• Eleanor Gow

Preventing Sexual Harassment - New Duty for Employers Planned



Following the rise of the #metoo movement in 2017, the issue of sexual harassment in the workplace became a global talking point. In 2019, the government started a consultation that would explore several areas relating to this topic, including how legislation might respond to the problem. The consultation involved many different interested parties, and the government has now published its response, which is more extensive than had been expected.


So, what’s involved and what can employers expect to see?


A mandatory duty


The government has said that it intends to bring in a new duty that would mean an employer must take ‘all reasonable steps’ to prevent harassment occurring, and an incident must have taken place before a claim can be made. The new duty would serve as an inducement for employers to take positive steps on reducing harassment. It is important to note that this duty will be a high threshold requiring employers to take ‘all’ reasonable steps, not just ‘some’ reasonable steps. Those steps should, of course, be documented in detail so that if a claim does arise, the evidence is available to mount a credible defence.

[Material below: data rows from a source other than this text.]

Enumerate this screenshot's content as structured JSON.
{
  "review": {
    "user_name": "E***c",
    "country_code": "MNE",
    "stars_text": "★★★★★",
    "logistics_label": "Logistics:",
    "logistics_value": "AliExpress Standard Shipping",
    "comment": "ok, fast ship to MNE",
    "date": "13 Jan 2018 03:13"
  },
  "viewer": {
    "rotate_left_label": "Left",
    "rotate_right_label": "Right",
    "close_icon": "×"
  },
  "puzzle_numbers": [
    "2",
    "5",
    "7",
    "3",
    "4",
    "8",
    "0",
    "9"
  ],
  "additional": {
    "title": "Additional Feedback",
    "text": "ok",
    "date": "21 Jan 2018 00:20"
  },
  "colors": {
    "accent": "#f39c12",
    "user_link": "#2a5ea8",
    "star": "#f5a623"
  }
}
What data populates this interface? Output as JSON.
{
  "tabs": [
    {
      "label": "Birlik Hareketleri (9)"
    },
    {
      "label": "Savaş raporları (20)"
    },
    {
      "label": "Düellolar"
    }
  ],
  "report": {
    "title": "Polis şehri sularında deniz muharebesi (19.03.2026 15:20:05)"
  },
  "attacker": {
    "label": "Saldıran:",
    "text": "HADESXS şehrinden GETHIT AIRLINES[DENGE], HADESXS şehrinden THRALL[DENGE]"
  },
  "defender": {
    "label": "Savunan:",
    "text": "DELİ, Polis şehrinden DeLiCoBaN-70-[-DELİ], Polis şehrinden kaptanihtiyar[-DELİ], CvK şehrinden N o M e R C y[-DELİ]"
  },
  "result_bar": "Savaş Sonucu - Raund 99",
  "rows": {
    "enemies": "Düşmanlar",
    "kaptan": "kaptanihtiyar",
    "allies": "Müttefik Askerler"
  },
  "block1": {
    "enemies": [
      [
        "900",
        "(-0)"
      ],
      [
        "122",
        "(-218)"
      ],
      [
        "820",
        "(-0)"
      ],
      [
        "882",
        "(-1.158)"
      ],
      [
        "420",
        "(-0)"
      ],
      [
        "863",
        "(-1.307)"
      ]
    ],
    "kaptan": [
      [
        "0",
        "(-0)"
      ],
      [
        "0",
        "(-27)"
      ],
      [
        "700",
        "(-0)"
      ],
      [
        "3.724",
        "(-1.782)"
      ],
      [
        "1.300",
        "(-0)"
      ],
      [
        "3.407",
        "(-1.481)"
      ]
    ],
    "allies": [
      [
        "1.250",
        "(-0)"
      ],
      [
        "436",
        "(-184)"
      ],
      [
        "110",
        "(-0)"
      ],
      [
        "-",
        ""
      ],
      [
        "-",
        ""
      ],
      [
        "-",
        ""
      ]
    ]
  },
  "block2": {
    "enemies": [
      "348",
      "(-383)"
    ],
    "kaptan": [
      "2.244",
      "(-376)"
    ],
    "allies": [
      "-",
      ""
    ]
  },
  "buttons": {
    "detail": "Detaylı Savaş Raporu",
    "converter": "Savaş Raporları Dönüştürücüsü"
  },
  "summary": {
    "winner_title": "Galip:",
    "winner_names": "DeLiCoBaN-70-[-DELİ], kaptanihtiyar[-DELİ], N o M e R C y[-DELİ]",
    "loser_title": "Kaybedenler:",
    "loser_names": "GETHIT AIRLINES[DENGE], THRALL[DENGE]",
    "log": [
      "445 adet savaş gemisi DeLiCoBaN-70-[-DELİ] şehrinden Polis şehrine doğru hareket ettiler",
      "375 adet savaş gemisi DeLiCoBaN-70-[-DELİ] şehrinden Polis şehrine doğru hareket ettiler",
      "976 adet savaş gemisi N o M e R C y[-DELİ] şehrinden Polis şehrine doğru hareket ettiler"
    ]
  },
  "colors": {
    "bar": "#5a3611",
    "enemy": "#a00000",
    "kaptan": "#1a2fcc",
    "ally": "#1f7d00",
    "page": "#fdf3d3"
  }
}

Volunteers and interns


This new protection from harassment will not, however, be extended to either volunteers or interns, although the consultation identified them as particularly vulnerable to harassment. The government said that interns are, for the most part, already covered by existing legislation as workers and extending full legal protection to volunteers could have a detrimental effect on the Third Sector, as many smaller charities are unprepared for the administrative and regulatory burden this would entail.


The government said that “as a matter of good practice, we would expect all responsible employers to have an effective anti-harassment policy which covers all staff, not just employees. This means that they should also be considering people like agency workers, consultants, volunteers and interns, with the aim of ensuring a safe working environment for everyone across their organisation.”


Third party harassment


It’s not just harassment from fellow employees or the employer which can make working life miserable – third parties, such as suppliers, contractors or members of the public can carry out sexual harassment.


Provisions against third party harassment were included in the Equality Act 2010 (Section 40) but were repealed in 2013, as the government felt they were under-utilised and an unnecessary form of protection.


Now, the government has said that it will reintroduce protection against third-party harassment in the workplace. However, the employer will be able to use the defence that they took all reasonable steps to prevent such harassment. This of course depends on them being able to show evidence that they have done so, which is why all stages of the process should be thoroughly documented.


The tribunal claim time limit


Concerns were raised by respondents to the consultation that the existing time limit of three months to bring a tribunal claim was too short for cases of sexual harassment. The trauma associated with harassment can cause significant delay in bringing a claim. Real life doesn’t always fit neatly into a three-month period.


The government agreed. It said that it was considering extending the 3-month limit to 6 months and this would apply to all cases arising from the Equality Act. This is intended to avoid unnecessary confusion that could arise from different limits for different claims.


There had been suggestions that the limit should be raised to a year, but the government pointed out that this could cause problems with the reliability of recollection and the availability of both witnesses and documents – people may well have moved on and be untraceable, and documents not thought relevant at the time could have been destroyed or lost.


The role of the EHRC


The government is also keen to ensure that the burden of enforcement and pursuit of harassment cases doesn’t fall solely on individual workers; therefore, the role of the Equality and Human Rights Commission (EHRC) will be further encouraged. It will develop a statutory code of guidance that will sit alongside its technical guidance issued in 2020 (https://www.equalityhumanrights.com/en/publication-download/sexual-harassment-and-harassment-work-technical-guidance)


This will facilitate employers’ engagement with existing duties and let them understand what “all reasonable steps” means and whether they have done all that the law requires to offer a robust defence to any claims of harassment.


The code will be complimented by government guidance that can walk employers through the practical steps that can be taken to prevent – or, at the very least, reduce the likelihood of - harassment. The guidance will also be a starting point for organisations who realise that effective and concerted action needs to be taken to improve work practices and corporate culture.


The EHRC has the power to enter into legally binding agreements with employers who have been found liable for breaches of the Equality Act and over the past three years, it has used this power to tackle sexual harassment in the workplace.


The government supports this enforcement action and expects the action taken by the EHRC to contribute to the ongoing shift in culture and attitudes to this very serious issue.


What does this mean for employers?


No specific timescale has been set out for when these changes will be introduced; the rather indeterminate phrase “when parliamentary times allows” is used. Even when legislation starts to pass through Parliament, it can be months till it becomes law and even longer for it to come into effect.


Nevertheless, smart employers, recognising that change is coming, will start to plan ahead – the process of change is better managed when begun well in advance. Conversely, hasty change at the last minute is almost always bad for business. The process of gathering information, assessing where the business stands currently, and what steps will be needed both to reach the desired position and to be able to react to the new legislative landscape will stand employers in good stead no matter what shape the new laws eventually take.